EXERCISE MATERIALS Start Marker

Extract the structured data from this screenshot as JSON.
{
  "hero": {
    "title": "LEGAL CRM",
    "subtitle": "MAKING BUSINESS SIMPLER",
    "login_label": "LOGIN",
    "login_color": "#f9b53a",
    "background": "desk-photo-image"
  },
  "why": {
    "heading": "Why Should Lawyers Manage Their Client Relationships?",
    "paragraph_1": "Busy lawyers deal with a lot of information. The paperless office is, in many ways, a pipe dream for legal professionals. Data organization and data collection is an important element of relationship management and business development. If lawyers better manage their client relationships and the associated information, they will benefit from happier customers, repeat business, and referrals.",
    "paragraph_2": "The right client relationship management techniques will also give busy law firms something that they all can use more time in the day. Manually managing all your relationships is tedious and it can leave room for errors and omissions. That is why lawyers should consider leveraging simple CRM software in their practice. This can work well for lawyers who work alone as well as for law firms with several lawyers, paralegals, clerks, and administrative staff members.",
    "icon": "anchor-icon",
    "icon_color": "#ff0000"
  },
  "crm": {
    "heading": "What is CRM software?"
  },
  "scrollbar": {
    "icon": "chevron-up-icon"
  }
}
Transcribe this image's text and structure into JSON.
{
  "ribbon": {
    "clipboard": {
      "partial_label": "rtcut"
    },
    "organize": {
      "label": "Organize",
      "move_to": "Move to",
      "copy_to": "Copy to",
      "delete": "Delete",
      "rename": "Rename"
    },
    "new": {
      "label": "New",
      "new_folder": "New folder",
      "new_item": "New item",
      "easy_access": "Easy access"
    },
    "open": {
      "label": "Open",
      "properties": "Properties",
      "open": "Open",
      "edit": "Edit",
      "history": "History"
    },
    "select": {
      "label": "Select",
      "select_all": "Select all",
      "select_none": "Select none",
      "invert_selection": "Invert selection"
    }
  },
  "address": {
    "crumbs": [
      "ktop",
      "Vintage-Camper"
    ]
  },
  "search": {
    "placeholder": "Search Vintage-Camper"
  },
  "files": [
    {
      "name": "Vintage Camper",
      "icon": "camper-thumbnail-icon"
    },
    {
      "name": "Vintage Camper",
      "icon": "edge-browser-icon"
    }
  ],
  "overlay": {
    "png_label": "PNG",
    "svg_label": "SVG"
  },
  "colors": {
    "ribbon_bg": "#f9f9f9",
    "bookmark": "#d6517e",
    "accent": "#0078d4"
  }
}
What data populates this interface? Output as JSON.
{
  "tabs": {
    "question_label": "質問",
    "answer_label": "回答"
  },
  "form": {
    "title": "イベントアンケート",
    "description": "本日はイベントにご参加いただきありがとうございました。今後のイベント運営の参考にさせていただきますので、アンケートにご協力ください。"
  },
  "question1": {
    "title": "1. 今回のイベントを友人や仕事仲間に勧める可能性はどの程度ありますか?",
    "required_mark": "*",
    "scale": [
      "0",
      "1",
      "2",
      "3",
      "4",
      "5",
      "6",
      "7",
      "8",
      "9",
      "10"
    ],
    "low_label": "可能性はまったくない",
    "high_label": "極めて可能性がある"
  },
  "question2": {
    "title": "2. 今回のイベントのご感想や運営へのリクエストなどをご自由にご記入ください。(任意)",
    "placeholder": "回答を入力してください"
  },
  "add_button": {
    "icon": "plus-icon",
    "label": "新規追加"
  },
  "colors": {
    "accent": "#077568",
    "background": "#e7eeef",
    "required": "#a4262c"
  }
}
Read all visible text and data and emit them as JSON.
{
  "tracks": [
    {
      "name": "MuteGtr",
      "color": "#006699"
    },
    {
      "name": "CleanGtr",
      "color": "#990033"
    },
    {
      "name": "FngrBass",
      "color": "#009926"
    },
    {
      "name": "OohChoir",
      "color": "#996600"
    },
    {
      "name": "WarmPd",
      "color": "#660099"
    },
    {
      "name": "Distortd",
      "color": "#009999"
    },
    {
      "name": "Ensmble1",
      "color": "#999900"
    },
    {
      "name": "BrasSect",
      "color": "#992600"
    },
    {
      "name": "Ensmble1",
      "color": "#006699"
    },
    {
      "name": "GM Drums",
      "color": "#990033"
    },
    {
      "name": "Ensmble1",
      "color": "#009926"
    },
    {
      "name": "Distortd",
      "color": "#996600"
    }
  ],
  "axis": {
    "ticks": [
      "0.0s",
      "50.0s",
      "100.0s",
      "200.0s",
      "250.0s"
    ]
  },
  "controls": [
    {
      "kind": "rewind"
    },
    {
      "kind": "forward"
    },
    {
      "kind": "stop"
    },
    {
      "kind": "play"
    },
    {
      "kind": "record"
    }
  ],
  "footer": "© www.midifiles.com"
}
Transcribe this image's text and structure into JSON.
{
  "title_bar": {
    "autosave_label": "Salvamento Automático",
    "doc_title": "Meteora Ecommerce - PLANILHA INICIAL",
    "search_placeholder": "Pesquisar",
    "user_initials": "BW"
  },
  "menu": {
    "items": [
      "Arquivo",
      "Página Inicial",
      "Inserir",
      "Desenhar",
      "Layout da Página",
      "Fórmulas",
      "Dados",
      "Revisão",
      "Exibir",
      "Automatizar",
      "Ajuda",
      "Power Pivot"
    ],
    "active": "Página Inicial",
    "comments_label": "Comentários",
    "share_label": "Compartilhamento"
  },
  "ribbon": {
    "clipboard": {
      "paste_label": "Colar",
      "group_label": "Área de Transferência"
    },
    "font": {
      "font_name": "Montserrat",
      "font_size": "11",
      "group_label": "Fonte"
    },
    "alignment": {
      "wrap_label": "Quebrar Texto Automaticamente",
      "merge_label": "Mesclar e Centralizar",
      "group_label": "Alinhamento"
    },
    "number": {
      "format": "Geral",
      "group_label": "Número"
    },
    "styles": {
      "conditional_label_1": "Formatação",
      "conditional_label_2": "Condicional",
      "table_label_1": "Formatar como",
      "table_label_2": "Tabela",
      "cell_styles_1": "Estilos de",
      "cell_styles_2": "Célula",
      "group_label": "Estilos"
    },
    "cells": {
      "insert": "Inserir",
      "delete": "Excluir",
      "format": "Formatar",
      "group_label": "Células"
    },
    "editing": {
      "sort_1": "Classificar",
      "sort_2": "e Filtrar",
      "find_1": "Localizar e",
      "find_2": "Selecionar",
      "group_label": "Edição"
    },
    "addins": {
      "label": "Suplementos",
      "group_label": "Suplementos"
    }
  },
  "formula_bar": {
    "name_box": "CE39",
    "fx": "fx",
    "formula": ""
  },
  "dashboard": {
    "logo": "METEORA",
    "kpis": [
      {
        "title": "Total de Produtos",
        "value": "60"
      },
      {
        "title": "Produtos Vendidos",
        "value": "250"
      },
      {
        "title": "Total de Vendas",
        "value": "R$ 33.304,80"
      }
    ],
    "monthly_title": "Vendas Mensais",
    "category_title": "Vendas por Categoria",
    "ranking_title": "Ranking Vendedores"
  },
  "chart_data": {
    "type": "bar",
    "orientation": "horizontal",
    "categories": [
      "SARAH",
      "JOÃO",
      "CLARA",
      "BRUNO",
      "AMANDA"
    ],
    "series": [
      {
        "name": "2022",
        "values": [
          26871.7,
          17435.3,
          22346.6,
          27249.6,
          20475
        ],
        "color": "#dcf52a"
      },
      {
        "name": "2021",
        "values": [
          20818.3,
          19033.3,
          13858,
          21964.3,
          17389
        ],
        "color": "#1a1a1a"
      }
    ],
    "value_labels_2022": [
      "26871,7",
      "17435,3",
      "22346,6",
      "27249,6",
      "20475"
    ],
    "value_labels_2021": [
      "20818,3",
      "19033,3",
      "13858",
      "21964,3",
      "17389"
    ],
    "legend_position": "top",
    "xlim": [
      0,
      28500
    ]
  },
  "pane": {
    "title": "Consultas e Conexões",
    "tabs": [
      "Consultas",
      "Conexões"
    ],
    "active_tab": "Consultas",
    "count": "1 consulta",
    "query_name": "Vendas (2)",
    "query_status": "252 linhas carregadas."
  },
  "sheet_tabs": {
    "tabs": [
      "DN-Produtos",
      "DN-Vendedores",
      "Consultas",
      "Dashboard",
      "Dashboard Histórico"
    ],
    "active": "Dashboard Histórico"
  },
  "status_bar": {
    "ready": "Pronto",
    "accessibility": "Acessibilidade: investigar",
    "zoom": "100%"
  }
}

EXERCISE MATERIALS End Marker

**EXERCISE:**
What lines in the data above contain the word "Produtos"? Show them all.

**ANSWER SPACE:**
        "title": "Total de Produtos",
        "title": "Produtos Vendidos",
      "DN-Produtos",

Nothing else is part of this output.